This grass is native to the northern Andes but it is well-known elsewhere as an invasive species noxious weed. This grass has only pistillate parts, that is, all individuals are female. It reproduces by apomixis, in which embryos develop without fertilization.Cortaderia jubata is a species of grass known by several common names, including purple pampas grass and Andean pampas grass. It is similar to its more widespread relative, the pampas grass Cortaderia selloana, but it can get quite a bit taller, approaching seven meters in height at maximum.
This pampas grass, Cortaderia jubata, has long, thin, razor-edged leaves forming a large bunch grass tussock from which the eye-catching inflorescences arise. At the top of a stem several meters in height is an inflorescence of plumelike spikelets. These panicles are pink or purplish when new and they gradually turn cream or white. Each inflorescence is packed full of fruits which develop despite the plant's having never been fertilized. Each plant produces millions of seeds per year. They disperse easily by several methods, including wind, water, and soil transport.

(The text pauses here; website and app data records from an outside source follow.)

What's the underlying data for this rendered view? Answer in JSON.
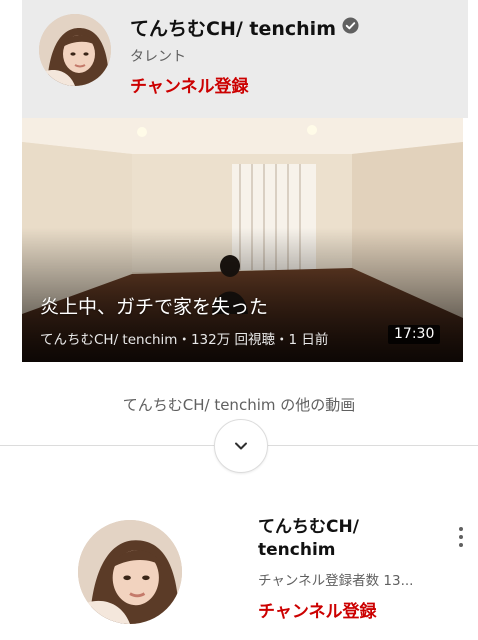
{
  "channel": {
    "name": "てんちむCH/ tenchim",
    "category": "タレント",
    "subscribe_label": "チャンネル登録",
    "verified_icon": "verified-check-icon"
  },
  "video": {
    "title": "炎上中、ガチで家を失った",
    "meta": "てんちむCH/ tenchim・132万 回視聴・1 日前",
    "duration": "17:30"
  },
  "more_videos": {
    "heading": "てんちむCH/ tenchim の他の動画",
    "expand_icon": "chevron-down-icon"
  },
  "channel_card": {
    "name": "てんちむCH/ tenchim",
    "subscribers": "チャンネル登録者数 13...",
    "subscribe_label": "チャンネル登録",
    "menu_icon": "more-vert-icon"
  },
  "colors": {
    "accent_red": "#cc0000",
    "header_bg": "#ebebeb",
    "secondary_text": "#606060"
  }
}
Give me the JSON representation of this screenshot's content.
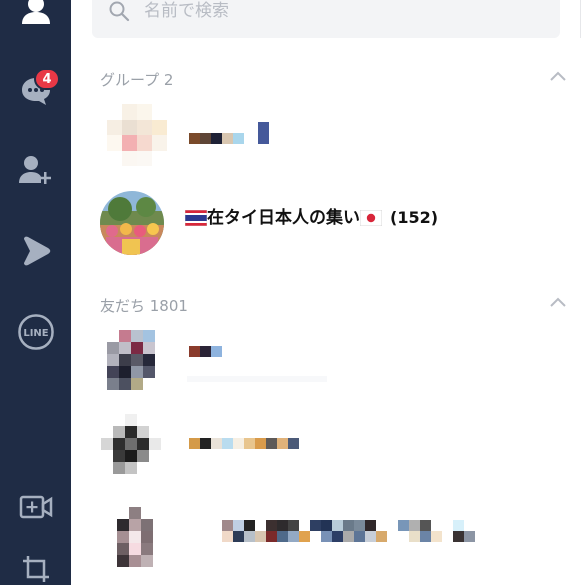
{
  "sidebar": {
    "items": [
      {
        "name": "friends",
        "icon": "person-icon"
      },
      {
        "name": "chats",
        "icon": "chat-bubble-icon",
        "badge": "4"
      },
      {
        "name": "add-friend",
        "icon": "add-person-icon"
      },
      {
        "name": "openchat",
        "icon": "play-arrow-icon"
      },
      {
        "name": "line",
        "icon": "line-logo-icon",
        "label": "LINE"
      },
      {
        "name": "video-call",
        "icon": "video-plus-icon"
      },
      {
        "name": "screenshot",
        "icon": "crop-icon"
      }
    ]
  },
  "search": {
    "placeholder": "名前で検索"
  },
  "groups_section": {
    "title": "グループ 2"
  },
  "group_row": {
    "name": "在タイ日本人の集い",
    "count": "(152)"
  },
  "friends_section": {
    "title": "友だち 1801"
  },
  "colors": {
    "sidebar_bg": "#1f2c45",
    "badge": "#e83846",
    "section_text": "#9aa0a8"
  }
}
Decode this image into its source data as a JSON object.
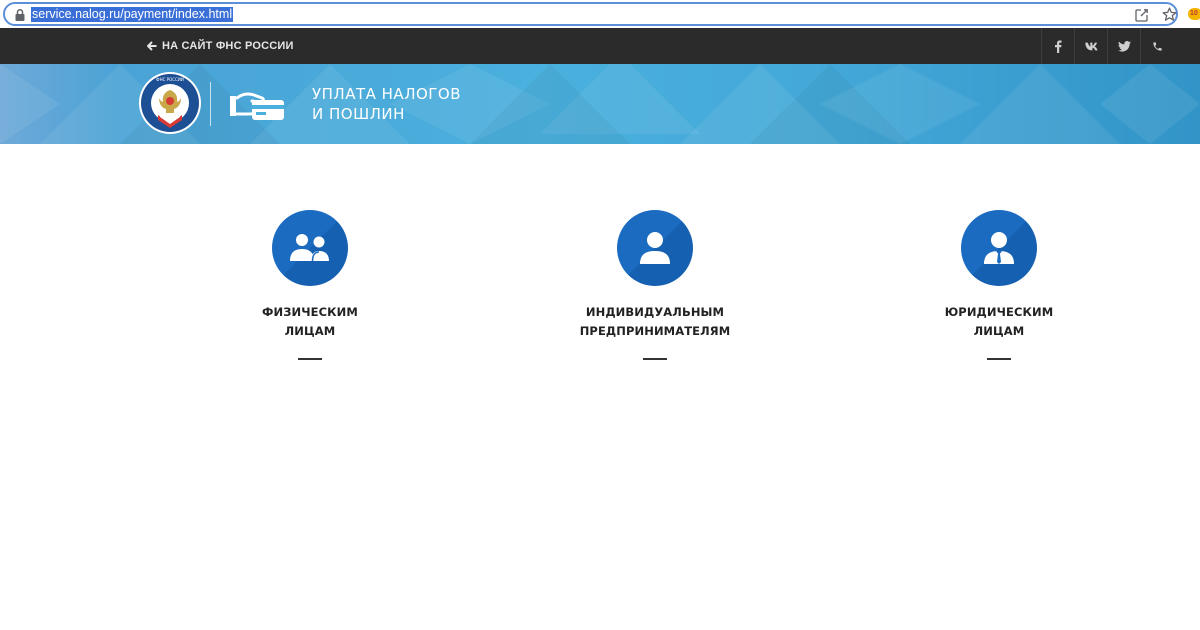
{
  "browser": {
    "url": "service.nalog.ru/payment/index.html",
    "ext_badge": "10"
  },
  "topbar": {
    "back_label": "НА САЙТ ФНС РОССИИ",
    "social": [
      "facebook-icon",
      "vk-icon",
      "twitter-icon",
      "phone-icon"
    ]
  },
  "banner": {
    "title_line1": "УПЛАТА НАЛОГОВ",
    "title_line2": "И ПОШЛИН"
  },
  "categories": [
    {
      "line1": "ФИЗИЧЕСКИМ",
      "line2": "ЛИЦАМ",
      "icon": "users-icon"
    },
    {
      "line1": "ИНДИВИДУАЛЬНЫМ",
      "line2": "ПРЕДПРИНИМАТЕЛЯМ",
      "icon": "user-icon"
    },
    {
      "line1": "ЮРИДИЧЕСКИМ",
      "line2": "ЛИЦАМ",
      "icon": "businessman-icon"
    }
  ],
  "colors": {
    "topbar_bg": "#2b2b2b",
    "banner_blue": "#4ab0dd",
    "circle_blue": "#1b6bc0"
  }
}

In New Zealand C. jubata is listed on the National Pest Plant Accord prohibiting it from sale, and commercial propagation and distribution.

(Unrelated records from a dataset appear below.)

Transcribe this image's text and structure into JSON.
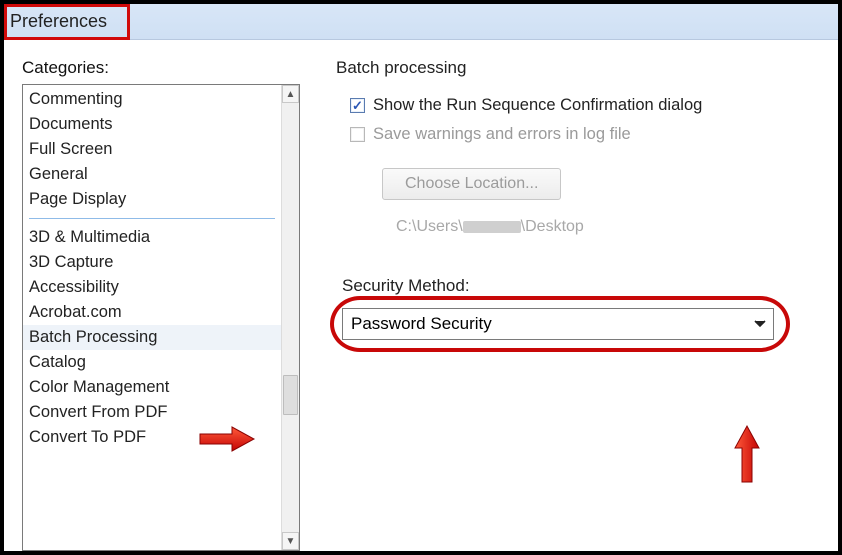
{
  "window": {
    "title": "Preferences"
  },
  "sidebar": {
    "label": "Categories:",
    "items_top": [
      "Commenting",
      "Documents",
      "Full Screen",
      "General",
      "Page Display"
    ],
    "items_bottom": [
      "3D & Multimedia",
      "3D Capture",
      "Accessibility",
      "Acrobat.com",
      "Batch Processing",
      "Catalog",
      "Color Management",
      "Convert From PDF",
      "Convert To PDF"
    ],
    "selected": "Batch Processing"
  },
  "panel": {
    "heading": "Batch processing",
    "check1_label": "Show the Run Sequence Confirmation dialog",
    "check1_checked": true,
    "check2_label": "Save warnings and errors in log file",
    "check2_checked": false,
    "choose_button": "Choose Location...",
    "path_prefix": "C:\\Users\\",
    "path_suffix": "\\Desktop",
    "security_label": "Security Method:",
    "security_value": "Password Security"
  }
}
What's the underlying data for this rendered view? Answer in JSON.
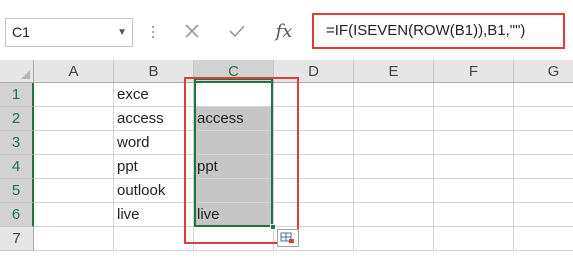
{
  "namebox": {
    "value": "C1"
  },
  "formula_bar": {
    "cancel_icon": "x-icon",
    "enter_icon": "check-icon",
    "function_label": "fx",
    "formula": "=IF(ISEVEN(ROW(B1)),B1,\"\")"
  },
  "columns": [
    "A",
    "B",
    "C",
    "D",
    "E",
    "F",
    "G"
  ],
  "rows": [
    "1",
    "2",
    "3",
    "4",
    "5",
    "6",
    "7"
  ],
  "column_b": [
    "exce",
    "access",
    "word",
    "ppt",
    "outlook",
    "live",
    ""
  ],
  "column_c": [
    "",
    "access",
    "",
    "ppt",
    "",
    "live",
    ""
  ],
  "colors": {
    "selection": "#217346",
    "highlight_box": "#e03c3c",
    "shaded_cells": "#c6c6c6"
  }
}
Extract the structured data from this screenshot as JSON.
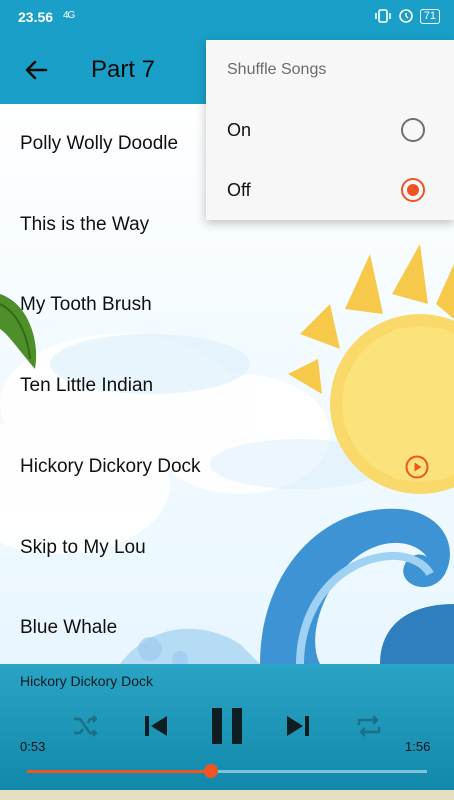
{
  "status_bar": {
    "time": "23.56",
    "signal": "4G",
    "battery": "71"
  },
  "app_bar": {
    "title": "Part 7"
  },
  "songs": [
    {
      "title": "Polly Wolly Doodle",
      "playing": false
    },
    {
      "title": "This is the Way",
      "playing": false
    },
    {
      "title": "My Tooth Brush",
      "playing": false
    },
    {
      "title": "Ten Little Indian",
      "playing": false
    },
    {
      "title": "Hickory Dickory Dock",
      "playing": true
    },
    {
      "title": "Skip to My Lou",
      "playing": false
    },
    {
      "title": "Blue Whale",
      "playing": false
    }
  ],
  "shuffle_menu": {
    "title": "Shuffle Songs",
    "options": [
      {
        "label": "On",
        "selected": false
      },
      {
        "label": "Off",
        "selected": true
      }
    ]
  },
  "player": {
    "now_playing": "Hickory Dickory Dock",
    "elapsed": "0:53",
    "duration": "1:56",
    "progress": 0.46
  },
  "colors": {
    "accent": "#f05423",
    "primary": "#1aa0c8"
  },
  "icons": [
    "back-arrow-icon",
    "play-circle-icon",
    "shuffle-icon",
    "previous-icon",
    "pause-icon",
    "next-icon",
    "repeat-icon"
  ]
}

Cortaderia jubata grows well in the conditions provided by the cool, moist California coast, where it was presumably an introduced species as an attractive ornamental plant. It is a common weed of Redwood National and State Parks, the Central Coast region, and Big Sur, as well as other coastal hillsides and roadsides throughout the state. The plant competes with native vegetation, interferes with the natural scenery of the unique ecosystems and habitats (i.e. Redwood and Coastal sage scrub), harbors pest species such as rats, and produces large amounts of dry foliage which is a wildfire hazard.